“People on the floor of the Senate have heard me say it time and time again: I will never understand why the President of the United States refuses to let journalists, photographers, journalists who do photography, come in and take pictures of flag-draped coffins--flag-draped coffins. It is the country's last sign of honoring its dead. They are unable to take pictures of that because they do not want to tell the American people the truth about what is happening. It is, in my view, insulting to those families whose loved ones sacrificed their lives on the battlefield. Outrageous.
“We see in front of us a situation that reminds us of the sad days of Vietnam, when we wanted to extricate ourselves and couldn't quite do it until the pain was so excruciating that the population could no longer stand it. We need a leader who sees clearly what is really happening and who speaks candidly--we can take bad news; we don't like it, but we can take it--about what is taking place in front of our eyes on television and newspapers in our homes. We can take the news. We will accept it and fight on to rebuild our strength and our moral conviction about what we are doing. But we need to know the truth on how to do that.”

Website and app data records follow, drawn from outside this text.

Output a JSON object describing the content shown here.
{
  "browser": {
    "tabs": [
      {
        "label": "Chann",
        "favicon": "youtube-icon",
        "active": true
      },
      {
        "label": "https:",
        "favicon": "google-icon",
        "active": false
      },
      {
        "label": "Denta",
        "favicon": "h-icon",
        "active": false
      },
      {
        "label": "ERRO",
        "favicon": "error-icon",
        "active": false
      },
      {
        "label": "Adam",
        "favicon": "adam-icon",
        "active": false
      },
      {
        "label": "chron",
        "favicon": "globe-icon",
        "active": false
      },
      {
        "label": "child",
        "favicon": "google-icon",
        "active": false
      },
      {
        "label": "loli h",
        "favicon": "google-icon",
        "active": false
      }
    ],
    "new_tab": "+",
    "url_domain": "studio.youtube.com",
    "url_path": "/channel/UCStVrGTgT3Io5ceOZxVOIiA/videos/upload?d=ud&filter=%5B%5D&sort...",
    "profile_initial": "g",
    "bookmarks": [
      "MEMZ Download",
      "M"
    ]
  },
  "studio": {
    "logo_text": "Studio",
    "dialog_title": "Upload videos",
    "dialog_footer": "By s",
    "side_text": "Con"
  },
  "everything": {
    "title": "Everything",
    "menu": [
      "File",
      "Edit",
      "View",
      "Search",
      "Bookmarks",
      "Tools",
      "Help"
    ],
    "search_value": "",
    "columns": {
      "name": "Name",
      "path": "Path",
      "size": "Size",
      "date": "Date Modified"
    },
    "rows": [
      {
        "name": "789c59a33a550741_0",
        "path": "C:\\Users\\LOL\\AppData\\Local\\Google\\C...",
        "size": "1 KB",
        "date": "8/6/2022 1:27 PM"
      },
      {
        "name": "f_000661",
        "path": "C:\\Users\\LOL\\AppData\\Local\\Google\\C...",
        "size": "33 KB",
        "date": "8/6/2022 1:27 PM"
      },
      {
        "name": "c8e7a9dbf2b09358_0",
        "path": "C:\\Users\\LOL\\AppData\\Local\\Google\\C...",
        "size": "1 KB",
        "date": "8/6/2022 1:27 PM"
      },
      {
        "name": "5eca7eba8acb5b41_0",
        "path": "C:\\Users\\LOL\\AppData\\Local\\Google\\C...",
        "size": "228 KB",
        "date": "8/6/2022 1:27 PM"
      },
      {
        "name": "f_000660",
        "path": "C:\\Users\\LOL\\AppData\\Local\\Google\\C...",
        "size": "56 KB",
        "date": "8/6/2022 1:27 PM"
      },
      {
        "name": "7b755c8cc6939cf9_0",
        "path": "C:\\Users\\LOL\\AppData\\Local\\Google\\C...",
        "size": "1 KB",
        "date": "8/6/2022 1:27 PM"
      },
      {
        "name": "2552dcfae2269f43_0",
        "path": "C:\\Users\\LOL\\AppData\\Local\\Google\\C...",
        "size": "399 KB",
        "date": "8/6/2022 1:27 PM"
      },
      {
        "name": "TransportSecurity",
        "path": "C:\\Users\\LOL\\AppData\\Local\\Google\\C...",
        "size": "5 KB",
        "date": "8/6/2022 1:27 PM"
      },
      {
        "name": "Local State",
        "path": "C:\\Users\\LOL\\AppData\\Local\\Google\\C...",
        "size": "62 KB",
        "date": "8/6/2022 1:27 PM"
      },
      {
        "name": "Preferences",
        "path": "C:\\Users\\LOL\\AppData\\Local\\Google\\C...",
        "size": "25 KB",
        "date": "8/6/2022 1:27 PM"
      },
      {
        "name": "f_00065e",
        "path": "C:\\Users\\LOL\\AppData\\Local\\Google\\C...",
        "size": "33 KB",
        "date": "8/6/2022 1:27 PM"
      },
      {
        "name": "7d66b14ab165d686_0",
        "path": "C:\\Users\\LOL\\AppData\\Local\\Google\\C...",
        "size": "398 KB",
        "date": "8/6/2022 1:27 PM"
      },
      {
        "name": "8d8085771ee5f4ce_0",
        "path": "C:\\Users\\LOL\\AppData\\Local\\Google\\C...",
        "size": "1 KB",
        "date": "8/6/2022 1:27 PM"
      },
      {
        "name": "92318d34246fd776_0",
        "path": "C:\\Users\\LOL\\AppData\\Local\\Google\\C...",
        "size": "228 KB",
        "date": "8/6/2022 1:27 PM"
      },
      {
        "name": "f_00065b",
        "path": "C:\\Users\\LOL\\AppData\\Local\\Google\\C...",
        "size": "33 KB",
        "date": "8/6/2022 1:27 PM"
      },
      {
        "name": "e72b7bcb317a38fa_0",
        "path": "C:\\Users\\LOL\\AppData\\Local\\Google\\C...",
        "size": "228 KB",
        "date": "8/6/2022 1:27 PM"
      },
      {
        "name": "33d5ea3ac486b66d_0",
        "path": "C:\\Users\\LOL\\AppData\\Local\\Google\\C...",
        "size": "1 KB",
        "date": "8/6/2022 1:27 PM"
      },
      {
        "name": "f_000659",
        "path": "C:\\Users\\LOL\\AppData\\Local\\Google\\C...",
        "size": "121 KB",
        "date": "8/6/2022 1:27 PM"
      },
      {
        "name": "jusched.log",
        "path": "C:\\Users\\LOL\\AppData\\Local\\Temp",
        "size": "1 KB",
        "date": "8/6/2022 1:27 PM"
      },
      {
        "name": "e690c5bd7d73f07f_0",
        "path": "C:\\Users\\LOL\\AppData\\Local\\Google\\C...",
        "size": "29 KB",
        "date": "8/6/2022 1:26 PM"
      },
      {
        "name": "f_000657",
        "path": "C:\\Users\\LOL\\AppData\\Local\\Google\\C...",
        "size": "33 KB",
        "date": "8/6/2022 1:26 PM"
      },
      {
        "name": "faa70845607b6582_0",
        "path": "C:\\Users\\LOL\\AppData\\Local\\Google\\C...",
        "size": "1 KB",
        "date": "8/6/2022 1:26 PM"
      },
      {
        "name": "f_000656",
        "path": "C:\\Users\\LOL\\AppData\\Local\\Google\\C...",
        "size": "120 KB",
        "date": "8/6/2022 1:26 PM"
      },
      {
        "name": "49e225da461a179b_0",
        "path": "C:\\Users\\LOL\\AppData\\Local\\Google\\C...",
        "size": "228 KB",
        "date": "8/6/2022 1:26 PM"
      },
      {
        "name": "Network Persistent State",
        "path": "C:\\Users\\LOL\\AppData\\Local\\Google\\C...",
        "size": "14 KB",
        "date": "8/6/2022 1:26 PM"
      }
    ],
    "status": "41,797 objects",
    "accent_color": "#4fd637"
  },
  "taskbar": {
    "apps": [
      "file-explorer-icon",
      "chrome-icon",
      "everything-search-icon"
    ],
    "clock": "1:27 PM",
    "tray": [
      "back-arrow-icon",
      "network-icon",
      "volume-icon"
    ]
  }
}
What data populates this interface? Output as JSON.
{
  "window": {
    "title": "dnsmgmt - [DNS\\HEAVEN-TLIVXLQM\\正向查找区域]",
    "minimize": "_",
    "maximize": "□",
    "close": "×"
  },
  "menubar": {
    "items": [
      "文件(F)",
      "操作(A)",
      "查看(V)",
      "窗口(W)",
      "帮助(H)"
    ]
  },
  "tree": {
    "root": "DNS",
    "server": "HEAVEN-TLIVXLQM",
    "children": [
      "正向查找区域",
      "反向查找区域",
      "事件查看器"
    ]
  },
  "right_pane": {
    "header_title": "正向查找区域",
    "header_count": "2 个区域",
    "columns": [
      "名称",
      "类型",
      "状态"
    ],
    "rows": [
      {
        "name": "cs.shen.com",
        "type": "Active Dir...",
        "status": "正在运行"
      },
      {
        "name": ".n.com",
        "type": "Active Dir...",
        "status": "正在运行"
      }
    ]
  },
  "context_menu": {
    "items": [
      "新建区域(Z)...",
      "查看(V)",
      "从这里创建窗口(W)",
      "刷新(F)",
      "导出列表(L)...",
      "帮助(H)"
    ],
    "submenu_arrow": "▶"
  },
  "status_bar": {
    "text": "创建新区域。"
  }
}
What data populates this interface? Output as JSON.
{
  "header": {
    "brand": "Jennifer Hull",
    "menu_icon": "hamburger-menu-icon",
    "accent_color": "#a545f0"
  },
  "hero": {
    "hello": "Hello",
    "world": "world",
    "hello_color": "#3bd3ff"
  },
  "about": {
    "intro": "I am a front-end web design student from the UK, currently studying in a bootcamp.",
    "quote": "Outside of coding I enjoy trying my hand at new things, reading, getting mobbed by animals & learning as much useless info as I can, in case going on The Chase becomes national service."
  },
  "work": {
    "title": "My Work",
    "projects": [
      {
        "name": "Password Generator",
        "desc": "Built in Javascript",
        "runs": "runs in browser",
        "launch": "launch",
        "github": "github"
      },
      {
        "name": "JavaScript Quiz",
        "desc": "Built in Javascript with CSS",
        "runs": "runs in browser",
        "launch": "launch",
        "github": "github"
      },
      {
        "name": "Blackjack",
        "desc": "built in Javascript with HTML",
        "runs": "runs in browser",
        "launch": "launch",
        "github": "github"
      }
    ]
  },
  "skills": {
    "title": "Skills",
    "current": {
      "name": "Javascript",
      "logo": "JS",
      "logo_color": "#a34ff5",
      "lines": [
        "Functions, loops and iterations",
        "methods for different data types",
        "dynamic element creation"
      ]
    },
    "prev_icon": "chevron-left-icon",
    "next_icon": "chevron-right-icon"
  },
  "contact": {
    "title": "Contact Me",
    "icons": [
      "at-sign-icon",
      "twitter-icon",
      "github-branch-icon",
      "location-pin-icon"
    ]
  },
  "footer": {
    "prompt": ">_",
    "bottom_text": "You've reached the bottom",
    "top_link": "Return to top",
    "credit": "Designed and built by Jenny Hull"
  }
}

What was even better was that Kerry was not on the Senate floor when Allard launched his attack. He heard about it while in a Finance Committee meeting and quickly came back to the floor to respond to the Colorado clucker.
“A little while ago--I was not here, I was at a hearing of the Finance Committee--I am informed that the Senator from Colorado, Mr. Allard, came to the floor to attack my position on Iraq, which is fine by me, but also I think somewhat questionable with respect to the rules and the ethics of the Senate to attack me personally about my motives with respect to a position I have taken. The Senator from Colorado suggested that ‘we see an individual who is being spun in the political winds.’
“Let me make it clear to the Senator from Colorado, and anybody else who wants to debate Iraq, that when it comes to issues of war and peace and of young Americans dying, nobody spins me, period.
“I am not going to listen to the Senator from Colorado or anyone else question my motives when young Americans are dying on a daily basis or losing their limbs because Iraqi politicians won't form a government from an election that they held in December. That is inexcusable.
“Let me ask the Senator from Colorado: Is it OK by him that young Americans are dying right now while politicians in Baghdad are frittering away their time and squandering the opportunity our soldiers fought to give them? Does he think that is a plan that is working? Does he think that is serving the needs of the American military?
“Don't come to the floor of the Senate and try to suggest to me that somehow when we come up with a plan to protect our troops and to make America stronger we are somehow making their life more miserable. Ask the troops. Seventy percent of the troops who were polled in Iraq said they thought next year we ought to be able to withdraw. Those are our troops talking to us.
Although I’m a Veteran myself, I’ve never been one to say that serving in the military should be a prerequisite to being President or a member of the legislative branch of government. But it’s absolutely galling to continue to hear the other side of the aisle talking as tough as they always do, when the majority of Veterans in the Congress are Democrats and most GOP members are more experienced at macho rhetoric and defending Bush’s failed policy.
Said Kerry in wrapping up his response to Allard: “Right now, this is adrift. It is a policy without leadership, and the American people understand that. What we need now is civilian leadership that is equal to the sacrifice of our soldiers.”
Spoken like one who has actually been there.
You can reach Bob Geiger at firstname.lastname@example.org